WORK INSTRUCTIONS> Scan the data below for the string "icon". Show every line where it turns up.

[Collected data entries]
*** Block opens ***

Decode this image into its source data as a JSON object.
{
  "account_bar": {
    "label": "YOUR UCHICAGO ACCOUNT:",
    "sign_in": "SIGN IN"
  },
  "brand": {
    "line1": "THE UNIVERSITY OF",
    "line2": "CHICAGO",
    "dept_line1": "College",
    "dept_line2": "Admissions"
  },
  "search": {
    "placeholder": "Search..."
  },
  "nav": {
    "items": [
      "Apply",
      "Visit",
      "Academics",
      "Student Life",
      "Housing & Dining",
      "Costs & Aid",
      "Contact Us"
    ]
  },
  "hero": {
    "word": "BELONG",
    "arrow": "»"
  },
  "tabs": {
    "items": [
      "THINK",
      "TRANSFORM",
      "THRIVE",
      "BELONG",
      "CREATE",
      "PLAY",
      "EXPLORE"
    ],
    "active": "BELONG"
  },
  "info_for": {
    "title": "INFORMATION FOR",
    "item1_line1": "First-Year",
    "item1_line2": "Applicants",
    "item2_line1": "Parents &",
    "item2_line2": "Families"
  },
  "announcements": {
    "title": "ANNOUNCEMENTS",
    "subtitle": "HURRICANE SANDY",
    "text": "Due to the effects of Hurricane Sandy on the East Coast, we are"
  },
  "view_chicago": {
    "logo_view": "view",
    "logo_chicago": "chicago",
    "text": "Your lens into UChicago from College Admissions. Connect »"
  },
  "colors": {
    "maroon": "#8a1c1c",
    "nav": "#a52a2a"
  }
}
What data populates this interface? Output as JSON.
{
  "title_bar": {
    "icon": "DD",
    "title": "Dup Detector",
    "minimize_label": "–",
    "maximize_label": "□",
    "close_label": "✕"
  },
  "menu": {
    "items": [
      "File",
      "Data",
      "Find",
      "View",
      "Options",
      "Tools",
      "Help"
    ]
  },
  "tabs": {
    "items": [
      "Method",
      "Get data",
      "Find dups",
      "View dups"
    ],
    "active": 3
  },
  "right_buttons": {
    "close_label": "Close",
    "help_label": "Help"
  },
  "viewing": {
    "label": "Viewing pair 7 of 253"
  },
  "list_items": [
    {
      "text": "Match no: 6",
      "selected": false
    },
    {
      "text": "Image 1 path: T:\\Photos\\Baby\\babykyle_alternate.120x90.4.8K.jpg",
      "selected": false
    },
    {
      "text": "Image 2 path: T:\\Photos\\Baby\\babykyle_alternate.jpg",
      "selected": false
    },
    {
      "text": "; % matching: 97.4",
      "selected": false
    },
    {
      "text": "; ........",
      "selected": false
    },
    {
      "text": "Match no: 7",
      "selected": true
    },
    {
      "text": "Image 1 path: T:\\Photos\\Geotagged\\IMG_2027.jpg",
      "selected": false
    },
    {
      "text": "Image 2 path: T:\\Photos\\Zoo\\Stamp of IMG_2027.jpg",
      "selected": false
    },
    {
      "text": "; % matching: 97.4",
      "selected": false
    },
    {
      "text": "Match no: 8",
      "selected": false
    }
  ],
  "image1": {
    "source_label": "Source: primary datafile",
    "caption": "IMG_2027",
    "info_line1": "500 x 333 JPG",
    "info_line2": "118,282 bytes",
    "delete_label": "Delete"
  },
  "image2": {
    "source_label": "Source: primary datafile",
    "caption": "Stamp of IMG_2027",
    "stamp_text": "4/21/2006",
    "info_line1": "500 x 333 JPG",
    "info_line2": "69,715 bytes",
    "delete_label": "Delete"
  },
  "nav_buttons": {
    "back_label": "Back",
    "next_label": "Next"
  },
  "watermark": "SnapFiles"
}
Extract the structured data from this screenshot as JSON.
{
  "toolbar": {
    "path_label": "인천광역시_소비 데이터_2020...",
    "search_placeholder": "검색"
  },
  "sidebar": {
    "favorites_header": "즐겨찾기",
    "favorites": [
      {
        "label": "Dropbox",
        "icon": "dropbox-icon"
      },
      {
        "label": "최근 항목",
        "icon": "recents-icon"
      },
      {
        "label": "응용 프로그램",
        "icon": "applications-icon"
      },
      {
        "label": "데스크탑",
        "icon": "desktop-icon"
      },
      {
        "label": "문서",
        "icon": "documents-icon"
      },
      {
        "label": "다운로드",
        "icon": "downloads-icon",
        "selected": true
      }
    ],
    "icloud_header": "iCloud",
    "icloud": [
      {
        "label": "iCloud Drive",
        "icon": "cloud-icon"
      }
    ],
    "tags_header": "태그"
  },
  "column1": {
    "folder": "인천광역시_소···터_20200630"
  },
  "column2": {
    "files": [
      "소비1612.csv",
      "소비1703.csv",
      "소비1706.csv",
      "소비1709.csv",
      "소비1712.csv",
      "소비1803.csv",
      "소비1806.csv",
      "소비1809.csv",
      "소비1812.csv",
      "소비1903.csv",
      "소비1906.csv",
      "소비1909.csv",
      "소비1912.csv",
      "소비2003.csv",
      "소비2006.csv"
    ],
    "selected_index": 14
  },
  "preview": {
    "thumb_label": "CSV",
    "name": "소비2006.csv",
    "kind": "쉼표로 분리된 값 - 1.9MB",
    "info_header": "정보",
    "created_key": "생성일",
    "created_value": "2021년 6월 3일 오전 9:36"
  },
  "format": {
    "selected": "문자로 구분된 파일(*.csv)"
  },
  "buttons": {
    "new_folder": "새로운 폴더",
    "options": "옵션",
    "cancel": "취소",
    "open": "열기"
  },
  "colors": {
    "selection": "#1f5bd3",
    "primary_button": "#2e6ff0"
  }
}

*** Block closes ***

TASK RESPONSE>
    "icon": "DD",
        "icon": "dropbox-icon"
        "icon": "recents-icon"
        "icon": "applications-icon"
        "icon": "desktop-icon"
        "icon": "documents-icon"
        "icon": "downloads-icon",
        "icon": "cloud-icon"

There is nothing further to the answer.